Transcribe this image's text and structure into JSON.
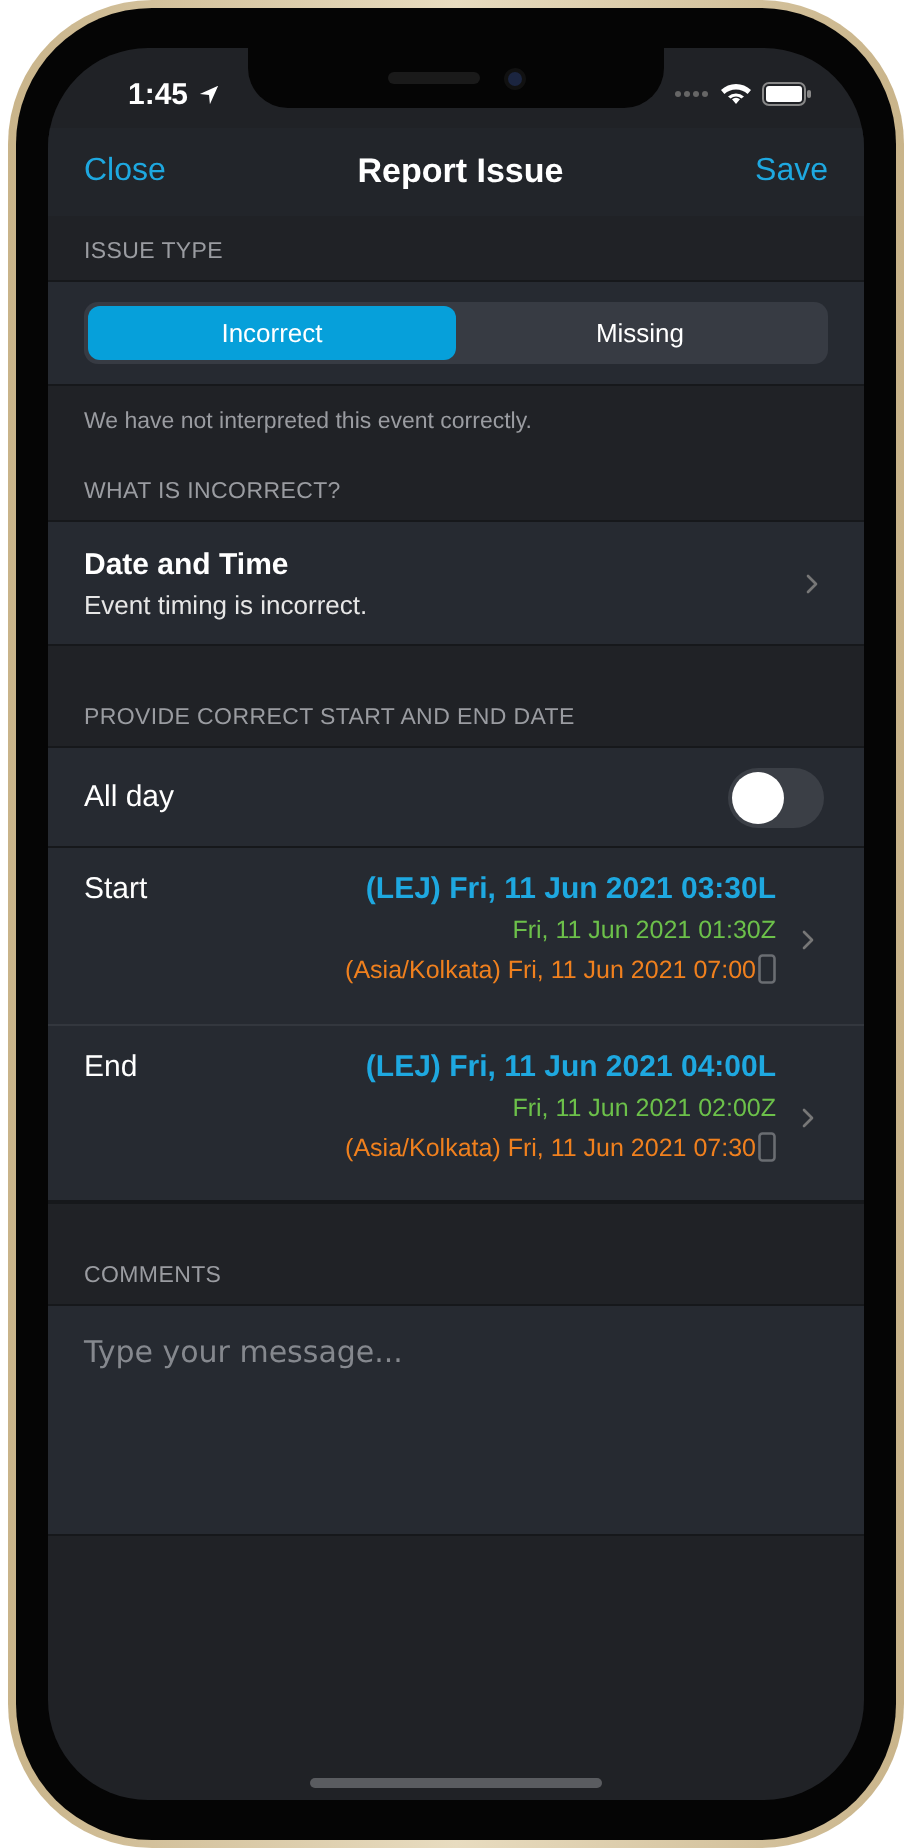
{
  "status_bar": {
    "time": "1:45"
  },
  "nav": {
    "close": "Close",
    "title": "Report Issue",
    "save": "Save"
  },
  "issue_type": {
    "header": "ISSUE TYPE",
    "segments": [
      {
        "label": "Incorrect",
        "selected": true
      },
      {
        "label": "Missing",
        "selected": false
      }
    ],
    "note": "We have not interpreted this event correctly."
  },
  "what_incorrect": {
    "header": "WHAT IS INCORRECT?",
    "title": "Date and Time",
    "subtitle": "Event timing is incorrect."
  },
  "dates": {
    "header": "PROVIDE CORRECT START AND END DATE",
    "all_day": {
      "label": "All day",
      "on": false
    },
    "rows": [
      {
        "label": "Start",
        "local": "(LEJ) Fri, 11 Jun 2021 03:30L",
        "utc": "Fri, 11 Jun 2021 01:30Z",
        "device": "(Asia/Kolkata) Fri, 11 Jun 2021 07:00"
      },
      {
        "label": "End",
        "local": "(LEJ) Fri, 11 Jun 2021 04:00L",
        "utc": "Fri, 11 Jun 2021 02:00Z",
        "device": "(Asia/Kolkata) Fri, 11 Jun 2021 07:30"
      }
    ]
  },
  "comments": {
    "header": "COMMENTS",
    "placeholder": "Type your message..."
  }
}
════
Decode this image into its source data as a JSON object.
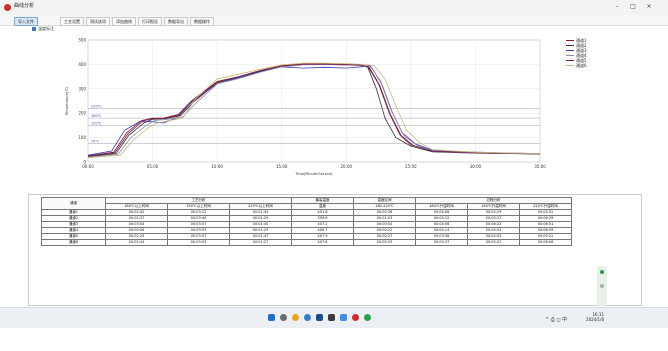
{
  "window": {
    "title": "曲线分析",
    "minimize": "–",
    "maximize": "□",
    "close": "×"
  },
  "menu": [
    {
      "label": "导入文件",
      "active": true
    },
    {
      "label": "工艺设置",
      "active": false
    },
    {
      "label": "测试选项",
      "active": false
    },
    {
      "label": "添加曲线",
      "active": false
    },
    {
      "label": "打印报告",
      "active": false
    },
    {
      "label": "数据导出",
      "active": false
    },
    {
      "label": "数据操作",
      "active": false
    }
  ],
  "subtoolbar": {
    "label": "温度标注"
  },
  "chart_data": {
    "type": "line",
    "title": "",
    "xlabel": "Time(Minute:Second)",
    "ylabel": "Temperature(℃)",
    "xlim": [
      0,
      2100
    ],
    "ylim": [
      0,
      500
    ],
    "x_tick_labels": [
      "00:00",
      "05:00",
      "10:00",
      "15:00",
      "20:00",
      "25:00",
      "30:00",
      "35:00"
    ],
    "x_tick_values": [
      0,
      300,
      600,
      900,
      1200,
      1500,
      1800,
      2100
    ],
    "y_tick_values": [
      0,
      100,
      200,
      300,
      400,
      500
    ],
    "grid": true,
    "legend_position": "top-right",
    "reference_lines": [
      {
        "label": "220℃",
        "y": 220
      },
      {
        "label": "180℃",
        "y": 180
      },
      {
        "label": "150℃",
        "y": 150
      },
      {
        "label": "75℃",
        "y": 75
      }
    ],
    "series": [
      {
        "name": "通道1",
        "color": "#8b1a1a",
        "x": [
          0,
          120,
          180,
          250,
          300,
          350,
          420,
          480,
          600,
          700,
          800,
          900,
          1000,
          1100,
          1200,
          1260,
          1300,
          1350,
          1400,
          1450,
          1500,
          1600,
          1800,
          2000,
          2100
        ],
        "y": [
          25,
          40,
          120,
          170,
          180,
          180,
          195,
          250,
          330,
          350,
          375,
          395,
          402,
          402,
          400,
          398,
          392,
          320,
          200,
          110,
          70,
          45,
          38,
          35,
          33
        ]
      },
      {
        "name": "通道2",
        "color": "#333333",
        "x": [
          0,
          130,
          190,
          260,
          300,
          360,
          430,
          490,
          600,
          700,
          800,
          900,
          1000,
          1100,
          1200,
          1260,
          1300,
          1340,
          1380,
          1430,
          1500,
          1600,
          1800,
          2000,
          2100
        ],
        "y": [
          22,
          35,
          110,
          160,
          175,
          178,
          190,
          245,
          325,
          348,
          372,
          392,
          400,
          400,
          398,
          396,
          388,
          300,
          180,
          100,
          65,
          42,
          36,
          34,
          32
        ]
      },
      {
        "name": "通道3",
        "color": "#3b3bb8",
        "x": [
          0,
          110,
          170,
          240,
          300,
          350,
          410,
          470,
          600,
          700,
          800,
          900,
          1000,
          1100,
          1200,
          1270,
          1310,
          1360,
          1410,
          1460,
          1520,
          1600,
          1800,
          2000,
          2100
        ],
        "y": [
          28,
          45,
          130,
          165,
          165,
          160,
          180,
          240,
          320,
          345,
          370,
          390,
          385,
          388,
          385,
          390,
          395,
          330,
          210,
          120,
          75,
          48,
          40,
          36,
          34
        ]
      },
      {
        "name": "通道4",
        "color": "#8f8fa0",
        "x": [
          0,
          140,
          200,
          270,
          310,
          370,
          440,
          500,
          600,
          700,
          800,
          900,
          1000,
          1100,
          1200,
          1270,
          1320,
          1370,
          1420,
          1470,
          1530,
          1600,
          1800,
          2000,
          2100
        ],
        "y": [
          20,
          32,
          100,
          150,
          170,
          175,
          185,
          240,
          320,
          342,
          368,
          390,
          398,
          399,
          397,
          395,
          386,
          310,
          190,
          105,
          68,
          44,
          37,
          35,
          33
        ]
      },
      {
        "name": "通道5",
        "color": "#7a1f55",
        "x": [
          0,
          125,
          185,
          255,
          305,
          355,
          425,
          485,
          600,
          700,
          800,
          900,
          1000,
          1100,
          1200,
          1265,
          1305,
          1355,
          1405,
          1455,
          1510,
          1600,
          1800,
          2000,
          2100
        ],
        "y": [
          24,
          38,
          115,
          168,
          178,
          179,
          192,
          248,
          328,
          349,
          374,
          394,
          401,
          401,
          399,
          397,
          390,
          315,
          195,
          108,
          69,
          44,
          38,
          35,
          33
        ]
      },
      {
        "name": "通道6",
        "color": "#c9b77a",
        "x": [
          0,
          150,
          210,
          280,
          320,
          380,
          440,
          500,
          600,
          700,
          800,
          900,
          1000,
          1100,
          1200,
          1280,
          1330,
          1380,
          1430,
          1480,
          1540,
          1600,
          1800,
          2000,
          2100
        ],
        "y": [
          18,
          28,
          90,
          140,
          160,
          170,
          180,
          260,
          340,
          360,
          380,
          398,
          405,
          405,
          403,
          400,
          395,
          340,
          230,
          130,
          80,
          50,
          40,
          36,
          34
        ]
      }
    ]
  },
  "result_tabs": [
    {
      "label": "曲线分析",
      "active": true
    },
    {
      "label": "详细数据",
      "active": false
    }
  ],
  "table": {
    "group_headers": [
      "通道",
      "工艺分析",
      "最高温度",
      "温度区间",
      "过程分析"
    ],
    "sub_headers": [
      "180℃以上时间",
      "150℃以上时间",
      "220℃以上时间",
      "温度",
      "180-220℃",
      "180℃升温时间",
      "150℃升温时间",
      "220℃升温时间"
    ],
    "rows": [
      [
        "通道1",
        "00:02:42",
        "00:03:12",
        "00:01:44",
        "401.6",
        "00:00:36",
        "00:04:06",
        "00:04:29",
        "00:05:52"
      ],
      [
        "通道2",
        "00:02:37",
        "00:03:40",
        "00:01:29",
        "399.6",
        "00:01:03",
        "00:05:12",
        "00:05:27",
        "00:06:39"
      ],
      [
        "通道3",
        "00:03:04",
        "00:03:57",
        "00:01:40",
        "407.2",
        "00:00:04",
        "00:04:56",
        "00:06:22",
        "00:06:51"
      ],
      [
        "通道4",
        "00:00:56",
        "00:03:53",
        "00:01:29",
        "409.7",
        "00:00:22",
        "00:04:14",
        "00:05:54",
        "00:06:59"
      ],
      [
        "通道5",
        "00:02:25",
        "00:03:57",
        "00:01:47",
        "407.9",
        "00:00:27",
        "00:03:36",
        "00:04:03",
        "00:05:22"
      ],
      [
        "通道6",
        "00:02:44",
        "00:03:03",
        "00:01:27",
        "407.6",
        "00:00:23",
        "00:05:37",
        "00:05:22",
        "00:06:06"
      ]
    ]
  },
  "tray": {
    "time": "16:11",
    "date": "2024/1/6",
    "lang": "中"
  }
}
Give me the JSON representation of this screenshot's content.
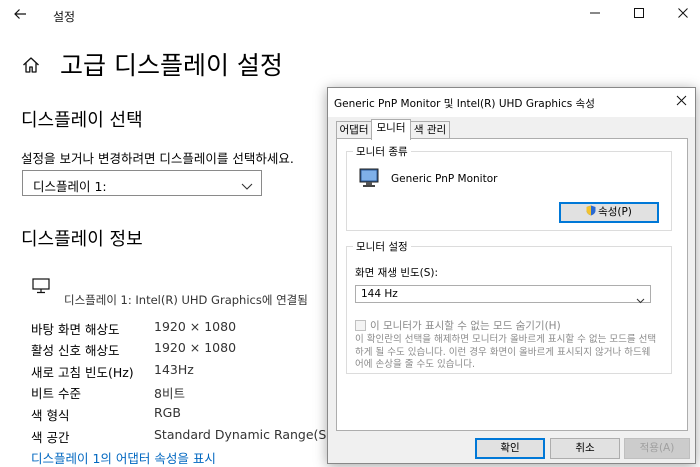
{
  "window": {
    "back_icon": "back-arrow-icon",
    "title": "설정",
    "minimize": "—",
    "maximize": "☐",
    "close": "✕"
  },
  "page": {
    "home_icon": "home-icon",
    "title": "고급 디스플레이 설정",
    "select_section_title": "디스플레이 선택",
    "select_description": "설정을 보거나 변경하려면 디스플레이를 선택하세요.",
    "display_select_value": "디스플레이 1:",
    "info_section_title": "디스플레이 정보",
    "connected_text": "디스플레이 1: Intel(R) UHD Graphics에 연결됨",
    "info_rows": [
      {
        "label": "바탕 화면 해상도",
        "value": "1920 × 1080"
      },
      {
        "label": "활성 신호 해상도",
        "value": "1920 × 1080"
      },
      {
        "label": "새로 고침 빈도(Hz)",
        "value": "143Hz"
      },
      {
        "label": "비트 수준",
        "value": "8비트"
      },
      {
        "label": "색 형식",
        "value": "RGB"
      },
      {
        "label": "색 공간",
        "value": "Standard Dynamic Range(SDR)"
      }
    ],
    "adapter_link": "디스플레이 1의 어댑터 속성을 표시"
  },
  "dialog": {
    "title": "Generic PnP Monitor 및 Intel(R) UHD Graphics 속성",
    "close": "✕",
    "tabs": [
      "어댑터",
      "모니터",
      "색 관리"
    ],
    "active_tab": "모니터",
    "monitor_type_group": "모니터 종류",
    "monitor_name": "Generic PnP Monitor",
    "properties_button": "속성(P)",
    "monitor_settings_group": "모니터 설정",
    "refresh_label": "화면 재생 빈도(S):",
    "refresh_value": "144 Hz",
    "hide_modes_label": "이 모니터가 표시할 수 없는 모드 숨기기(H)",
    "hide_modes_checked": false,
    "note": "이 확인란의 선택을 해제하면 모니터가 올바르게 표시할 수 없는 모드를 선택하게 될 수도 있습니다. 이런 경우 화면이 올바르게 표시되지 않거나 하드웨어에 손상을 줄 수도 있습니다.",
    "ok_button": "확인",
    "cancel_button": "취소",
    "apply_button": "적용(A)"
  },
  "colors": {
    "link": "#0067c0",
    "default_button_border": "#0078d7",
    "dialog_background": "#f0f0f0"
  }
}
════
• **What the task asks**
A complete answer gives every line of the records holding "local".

• **Response for this exercise**
        "local": "(LEJ) Fri, 11 Jun 2021 03:30L",
        "local": "(LEJ) Fri, 11 Jun 2021 04:00L",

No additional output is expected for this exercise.